Before Project Blu was formed, its founder Geryn Evans had been designing and manufacturing pet products for over four years. The original brand (Ralph & Co) was created as a disruptive concept brand that offered high quality, scalable and affordable designs. It offered dog beds, collars, leashes and toys all made in Italy and available in retailers like John Lewis and Joules.
During this time, he realized that the market was dominated by mass produced, unsustainable and low quality articles. For instance, the production and recycling of virgin polyester as well as traditional leather used for these articles can have a strong impact on the environment.
“There has been very little eco-friendly innovation in this category,” Evans says. “It became quite clear that pet accessories had a significant negative impact on our planet.”
It was just a matter of finding the right materials to substitute the wrong ones.
The brand, launched in May 2019, initially produced beds, collar and leads by converting ocean-bound plastic and recycled clothing. Since then, other product innovations like recycled leather were introduced. In the first 12 months, they sold over 87,000 products made from over 6 million plastic bottles.
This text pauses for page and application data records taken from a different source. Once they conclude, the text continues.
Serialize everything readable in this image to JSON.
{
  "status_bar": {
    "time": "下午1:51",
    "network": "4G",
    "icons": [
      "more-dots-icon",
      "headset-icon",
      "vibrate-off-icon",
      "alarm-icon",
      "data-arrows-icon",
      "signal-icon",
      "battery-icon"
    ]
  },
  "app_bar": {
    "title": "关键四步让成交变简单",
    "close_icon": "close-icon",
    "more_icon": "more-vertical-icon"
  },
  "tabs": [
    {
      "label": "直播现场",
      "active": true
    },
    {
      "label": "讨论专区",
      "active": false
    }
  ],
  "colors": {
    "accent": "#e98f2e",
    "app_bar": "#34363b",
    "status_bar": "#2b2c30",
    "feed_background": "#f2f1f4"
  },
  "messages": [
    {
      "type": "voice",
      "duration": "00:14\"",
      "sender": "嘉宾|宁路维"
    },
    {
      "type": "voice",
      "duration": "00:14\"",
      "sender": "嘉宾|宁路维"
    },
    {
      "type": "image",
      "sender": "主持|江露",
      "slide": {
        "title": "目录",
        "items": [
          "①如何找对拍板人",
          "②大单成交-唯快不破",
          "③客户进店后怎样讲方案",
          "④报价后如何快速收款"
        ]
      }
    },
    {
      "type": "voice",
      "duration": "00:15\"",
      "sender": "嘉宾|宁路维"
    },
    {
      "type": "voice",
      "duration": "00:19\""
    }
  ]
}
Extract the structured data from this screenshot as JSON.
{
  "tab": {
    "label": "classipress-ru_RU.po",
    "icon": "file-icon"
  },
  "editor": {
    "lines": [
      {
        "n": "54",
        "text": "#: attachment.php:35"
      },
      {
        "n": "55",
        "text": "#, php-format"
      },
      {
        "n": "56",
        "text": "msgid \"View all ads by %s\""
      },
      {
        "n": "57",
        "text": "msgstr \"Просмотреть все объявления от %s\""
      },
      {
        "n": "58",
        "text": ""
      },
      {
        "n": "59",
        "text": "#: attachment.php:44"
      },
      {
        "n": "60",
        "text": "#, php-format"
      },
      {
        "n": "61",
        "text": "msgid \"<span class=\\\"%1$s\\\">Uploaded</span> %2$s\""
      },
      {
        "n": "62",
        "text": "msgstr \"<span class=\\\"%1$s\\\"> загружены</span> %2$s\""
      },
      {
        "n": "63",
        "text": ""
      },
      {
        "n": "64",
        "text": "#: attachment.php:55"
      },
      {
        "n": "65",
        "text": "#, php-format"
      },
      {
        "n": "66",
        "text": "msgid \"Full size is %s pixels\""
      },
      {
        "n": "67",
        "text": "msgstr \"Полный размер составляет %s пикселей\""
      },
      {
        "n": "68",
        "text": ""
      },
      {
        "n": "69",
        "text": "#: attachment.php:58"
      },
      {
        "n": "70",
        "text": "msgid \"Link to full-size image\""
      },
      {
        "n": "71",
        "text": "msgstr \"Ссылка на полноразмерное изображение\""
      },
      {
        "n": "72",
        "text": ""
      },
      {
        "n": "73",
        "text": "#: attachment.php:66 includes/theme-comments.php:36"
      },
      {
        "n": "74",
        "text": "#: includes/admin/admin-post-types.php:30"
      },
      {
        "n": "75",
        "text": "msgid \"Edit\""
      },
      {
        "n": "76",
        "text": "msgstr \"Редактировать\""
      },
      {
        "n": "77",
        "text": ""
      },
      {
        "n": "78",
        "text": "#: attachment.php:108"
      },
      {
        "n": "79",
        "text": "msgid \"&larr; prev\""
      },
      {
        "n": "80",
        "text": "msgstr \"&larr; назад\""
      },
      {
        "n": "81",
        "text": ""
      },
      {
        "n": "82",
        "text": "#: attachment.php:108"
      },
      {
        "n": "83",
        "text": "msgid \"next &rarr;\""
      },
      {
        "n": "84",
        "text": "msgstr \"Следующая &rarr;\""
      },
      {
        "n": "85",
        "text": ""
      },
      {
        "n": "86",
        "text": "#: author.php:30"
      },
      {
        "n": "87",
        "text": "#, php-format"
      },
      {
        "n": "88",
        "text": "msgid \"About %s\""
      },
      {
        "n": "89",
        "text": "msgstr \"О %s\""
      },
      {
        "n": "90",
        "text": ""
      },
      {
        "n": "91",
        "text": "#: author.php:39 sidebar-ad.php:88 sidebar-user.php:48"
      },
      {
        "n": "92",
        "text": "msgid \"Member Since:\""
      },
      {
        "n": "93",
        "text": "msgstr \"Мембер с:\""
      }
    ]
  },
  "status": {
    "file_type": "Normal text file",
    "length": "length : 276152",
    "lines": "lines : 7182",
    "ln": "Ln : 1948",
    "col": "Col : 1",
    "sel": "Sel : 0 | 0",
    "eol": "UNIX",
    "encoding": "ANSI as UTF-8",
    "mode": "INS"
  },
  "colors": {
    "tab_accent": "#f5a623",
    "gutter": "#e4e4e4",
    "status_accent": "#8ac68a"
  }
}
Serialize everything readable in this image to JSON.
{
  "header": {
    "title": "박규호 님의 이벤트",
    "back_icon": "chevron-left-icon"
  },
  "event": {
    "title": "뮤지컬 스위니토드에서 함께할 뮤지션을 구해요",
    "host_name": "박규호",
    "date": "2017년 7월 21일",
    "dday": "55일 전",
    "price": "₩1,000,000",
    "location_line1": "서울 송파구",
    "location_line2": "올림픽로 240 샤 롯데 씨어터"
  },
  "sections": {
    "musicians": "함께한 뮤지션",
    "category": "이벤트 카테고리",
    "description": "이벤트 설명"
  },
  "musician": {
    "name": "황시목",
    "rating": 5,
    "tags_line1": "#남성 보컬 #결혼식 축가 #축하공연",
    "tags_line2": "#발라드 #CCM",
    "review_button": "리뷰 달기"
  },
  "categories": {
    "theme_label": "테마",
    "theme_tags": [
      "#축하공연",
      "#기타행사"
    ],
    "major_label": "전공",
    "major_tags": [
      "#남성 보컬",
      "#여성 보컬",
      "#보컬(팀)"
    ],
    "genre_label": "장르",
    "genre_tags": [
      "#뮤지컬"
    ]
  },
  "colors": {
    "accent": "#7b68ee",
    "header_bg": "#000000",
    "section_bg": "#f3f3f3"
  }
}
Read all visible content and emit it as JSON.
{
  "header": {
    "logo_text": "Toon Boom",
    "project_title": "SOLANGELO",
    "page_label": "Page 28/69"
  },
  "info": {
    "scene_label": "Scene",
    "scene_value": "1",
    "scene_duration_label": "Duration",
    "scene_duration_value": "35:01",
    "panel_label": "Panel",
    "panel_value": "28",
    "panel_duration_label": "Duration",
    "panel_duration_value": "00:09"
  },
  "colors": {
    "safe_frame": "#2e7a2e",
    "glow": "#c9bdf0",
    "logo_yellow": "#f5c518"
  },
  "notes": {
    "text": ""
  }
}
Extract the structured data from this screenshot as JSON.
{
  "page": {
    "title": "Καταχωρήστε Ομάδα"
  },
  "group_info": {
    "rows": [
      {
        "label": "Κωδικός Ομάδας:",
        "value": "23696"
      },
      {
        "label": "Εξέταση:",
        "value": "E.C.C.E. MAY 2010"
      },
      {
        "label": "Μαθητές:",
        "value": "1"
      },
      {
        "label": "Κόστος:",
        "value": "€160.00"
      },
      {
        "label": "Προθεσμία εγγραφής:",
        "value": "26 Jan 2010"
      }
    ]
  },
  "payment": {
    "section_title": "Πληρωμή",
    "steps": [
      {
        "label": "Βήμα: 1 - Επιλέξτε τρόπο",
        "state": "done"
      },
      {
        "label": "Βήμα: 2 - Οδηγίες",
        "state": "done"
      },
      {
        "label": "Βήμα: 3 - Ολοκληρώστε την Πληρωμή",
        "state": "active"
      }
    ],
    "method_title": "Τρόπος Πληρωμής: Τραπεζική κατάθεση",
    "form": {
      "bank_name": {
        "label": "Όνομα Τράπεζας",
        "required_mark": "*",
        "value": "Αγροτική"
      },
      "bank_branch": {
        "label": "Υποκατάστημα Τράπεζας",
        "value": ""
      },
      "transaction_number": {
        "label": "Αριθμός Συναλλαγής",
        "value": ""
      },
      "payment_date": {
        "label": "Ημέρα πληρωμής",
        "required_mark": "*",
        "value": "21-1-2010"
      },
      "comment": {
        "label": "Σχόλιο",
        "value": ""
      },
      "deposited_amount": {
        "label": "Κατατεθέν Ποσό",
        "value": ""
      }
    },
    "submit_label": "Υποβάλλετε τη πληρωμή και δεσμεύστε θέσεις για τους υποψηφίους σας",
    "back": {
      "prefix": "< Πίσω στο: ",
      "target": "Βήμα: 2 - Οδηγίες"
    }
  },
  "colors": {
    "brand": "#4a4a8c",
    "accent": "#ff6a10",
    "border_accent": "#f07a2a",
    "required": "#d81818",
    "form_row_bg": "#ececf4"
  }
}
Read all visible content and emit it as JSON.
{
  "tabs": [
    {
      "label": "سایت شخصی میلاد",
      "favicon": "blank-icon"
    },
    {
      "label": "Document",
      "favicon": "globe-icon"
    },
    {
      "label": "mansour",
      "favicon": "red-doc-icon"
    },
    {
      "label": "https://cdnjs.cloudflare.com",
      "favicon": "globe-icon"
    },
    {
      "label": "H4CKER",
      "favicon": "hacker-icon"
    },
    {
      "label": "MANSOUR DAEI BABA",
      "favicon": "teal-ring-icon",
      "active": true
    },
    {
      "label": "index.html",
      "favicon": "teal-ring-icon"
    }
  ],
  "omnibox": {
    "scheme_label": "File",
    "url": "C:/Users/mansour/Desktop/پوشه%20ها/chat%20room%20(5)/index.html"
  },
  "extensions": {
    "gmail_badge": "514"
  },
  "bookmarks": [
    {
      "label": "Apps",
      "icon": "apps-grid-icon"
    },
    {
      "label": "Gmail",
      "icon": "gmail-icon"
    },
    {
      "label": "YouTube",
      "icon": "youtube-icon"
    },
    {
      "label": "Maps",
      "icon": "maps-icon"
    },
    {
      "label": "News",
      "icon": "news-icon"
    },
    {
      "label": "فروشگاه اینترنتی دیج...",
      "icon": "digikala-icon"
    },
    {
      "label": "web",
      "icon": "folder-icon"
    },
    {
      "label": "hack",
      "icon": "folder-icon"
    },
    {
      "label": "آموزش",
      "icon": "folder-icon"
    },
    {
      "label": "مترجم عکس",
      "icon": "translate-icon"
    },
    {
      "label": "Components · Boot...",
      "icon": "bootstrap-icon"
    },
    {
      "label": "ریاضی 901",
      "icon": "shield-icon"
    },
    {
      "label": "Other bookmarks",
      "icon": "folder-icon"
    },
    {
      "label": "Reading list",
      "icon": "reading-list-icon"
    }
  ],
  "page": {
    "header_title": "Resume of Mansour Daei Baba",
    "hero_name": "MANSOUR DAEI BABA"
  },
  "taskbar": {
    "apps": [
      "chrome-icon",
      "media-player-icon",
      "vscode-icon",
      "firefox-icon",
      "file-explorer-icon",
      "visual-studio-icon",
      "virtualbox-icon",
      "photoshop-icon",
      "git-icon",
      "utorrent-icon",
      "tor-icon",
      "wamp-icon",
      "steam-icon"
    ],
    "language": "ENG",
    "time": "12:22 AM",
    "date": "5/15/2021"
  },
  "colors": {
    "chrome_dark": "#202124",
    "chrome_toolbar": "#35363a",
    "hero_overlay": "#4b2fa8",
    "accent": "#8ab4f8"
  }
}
Yet, bottles are only part of the waste problem. It is estimated that over 640,000 tons of fishing gear is lost or discarded in the oceans every year, not really dissolving for centuries and so causing detrimental problems to the marine life that gets caught in.
The fishing net solution was inspired by the work of Bureo, a brand that converts fishing nets into skateboards and that is now working closely with Patagonia to expand the offering. After researching the production methods required and identifying a source of fishing nets in Europe, the idea started to become a reality.
“Project Blu was born from a desire to drive positive change within the pet industry and tackle these harmful issues,” Evans says. “ It is our mission to prove that brands can be sustainable, stylish and profitable.”
They partnered with the Danish recycling company Plastix Global to convert nets into a number of ‘plastic style’ pet products like feeding bowls and litter trays.
After they finalized the designs and samples, Project Blu analyzed if the products were feasible in terms of affordable, competitiveness along the supply chain, scalability and secondary environmental impacts.
The production process starts by sourcing fishing nets, trawls and ropes from a number of ports, net makers and plastics collectors globally. The materials are sorted, divided into the different types of plastics and colors, shredded, washed, separated and converted into pellets. Project Blu then combines these pellets with post-consumer plastic waste and injection mould the materials to convert the end product.
Evans says that “Project Blu is on a mission to revolutionize the pet accessories market” and he adds: “Consumer appetite to our products has been overwhelmingly positive but the truth is, we are only just getting started.”
“Our ambition is to offer a full range of sustainable pet products that can compete in terms of price, placement and style on a global scale. Our main focus has been on the European market but we aim to prioritize direct-to-consumer channels and expand into North America in September, and other key pet markets including Brazil, Japan, South Korea and Australia in 2021.”
Project Blu received investment from Mars, R/GA and Michelson Found Animals. They would like to expand into new markets, for example home furnishings, next year.